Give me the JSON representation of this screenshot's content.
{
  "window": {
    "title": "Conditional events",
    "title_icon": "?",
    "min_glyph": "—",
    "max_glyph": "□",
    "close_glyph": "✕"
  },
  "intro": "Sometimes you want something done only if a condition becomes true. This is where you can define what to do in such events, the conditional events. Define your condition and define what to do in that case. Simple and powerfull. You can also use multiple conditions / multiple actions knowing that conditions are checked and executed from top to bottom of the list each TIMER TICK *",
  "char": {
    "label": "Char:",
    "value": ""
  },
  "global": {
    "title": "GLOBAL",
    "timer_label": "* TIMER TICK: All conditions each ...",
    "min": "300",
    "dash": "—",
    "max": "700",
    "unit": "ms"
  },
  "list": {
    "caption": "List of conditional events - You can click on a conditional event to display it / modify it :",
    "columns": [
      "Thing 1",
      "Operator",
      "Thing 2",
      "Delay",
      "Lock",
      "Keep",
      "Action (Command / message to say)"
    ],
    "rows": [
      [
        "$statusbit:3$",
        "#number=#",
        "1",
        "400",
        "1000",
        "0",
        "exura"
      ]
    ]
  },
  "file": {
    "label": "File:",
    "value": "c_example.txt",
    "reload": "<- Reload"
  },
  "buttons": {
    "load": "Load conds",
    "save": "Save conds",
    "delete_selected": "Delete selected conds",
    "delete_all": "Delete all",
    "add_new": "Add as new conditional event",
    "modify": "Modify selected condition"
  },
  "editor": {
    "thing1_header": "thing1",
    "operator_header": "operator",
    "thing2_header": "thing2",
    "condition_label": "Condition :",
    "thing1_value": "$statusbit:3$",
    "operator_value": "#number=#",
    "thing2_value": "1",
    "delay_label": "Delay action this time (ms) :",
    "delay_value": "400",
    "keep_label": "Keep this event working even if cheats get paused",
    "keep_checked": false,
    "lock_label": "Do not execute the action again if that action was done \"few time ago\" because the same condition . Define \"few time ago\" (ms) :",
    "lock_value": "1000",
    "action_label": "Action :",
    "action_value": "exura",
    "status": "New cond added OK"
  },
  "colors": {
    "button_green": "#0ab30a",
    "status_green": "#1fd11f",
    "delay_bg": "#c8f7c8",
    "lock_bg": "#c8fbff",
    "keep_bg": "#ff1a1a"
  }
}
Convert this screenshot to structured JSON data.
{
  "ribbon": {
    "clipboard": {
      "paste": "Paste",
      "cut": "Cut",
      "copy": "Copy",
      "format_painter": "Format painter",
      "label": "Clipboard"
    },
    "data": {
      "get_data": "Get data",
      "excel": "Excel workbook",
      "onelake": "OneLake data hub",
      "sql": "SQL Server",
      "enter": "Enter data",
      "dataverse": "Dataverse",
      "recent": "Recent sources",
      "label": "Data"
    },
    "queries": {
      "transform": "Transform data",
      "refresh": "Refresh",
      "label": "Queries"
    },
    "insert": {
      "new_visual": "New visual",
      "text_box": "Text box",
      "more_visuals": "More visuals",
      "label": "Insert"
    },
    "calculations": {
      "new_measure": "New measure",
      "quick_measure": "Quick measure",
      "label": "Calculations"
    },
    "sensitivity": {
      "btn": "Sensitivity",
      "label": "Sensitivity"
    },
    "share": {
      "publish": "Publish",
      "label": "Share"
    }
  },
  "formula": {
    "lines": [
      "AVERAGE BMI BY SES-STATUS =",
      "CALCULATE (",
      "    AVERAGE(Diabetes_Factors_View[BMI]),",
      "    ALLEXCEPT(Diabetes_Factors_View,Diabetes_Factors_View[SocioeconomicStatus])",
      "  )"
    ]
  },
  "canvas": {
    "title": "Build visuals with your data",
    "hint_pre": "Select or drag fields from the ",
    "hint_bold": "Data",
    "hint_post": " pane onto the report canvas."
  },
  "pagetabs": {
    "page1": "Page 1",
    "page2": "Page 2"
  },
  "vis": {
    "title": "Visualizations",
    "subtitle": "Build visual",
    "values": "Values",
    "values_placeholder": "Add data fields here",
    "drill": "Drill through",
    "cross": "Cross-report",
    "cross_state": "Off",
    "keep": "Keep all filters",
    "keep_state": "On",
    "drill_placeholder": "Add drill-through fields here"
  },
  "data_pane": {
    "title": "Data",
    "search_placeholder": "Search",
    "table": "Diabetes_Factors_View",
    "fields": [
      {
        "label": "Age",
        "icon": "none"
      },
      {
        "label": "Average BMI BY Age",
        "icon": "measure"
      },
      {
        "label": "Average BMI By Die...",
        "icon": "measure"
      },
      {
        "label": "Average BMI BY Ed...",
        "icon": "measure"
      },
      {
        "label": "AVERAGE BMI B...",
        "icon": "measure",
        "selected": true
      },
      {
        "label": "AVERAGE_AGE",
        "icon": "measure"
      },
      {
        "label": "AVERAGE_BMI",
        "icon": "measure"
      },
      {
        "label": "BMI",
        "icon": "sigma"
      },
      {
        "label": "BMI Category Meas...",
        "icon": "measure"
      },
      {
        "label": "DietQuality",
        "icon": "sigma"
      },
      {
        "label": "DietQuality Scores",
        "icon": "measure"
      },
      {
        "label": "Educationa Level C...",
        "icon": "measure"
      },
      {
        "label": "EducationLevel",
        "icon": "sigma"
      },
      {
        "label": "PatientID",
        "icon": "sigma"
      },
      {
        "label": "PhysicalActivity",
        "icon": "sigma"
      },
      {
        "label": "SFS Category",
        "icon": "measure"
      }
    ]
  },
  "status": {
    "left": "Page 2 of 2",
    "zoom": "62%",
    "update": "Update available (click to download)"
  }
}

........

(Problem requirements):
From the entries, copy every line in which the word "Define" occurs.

(The completed task):
  "intro": "Sometimes you want something done only if a condition becomes true. This is where you can define what to do in such events, the conditional events. Define your condition and define what to do in that case. Simple and powerfull. You can also use multiple conditions / multiple actions knowing that conditions are checked and executed from top to bottom of the list each TIMER TICK *",
    "lock_label": "Do not execute the action again if that action was done \"few time ago\" because the same condition . Define \"few time ago\" (ms) :",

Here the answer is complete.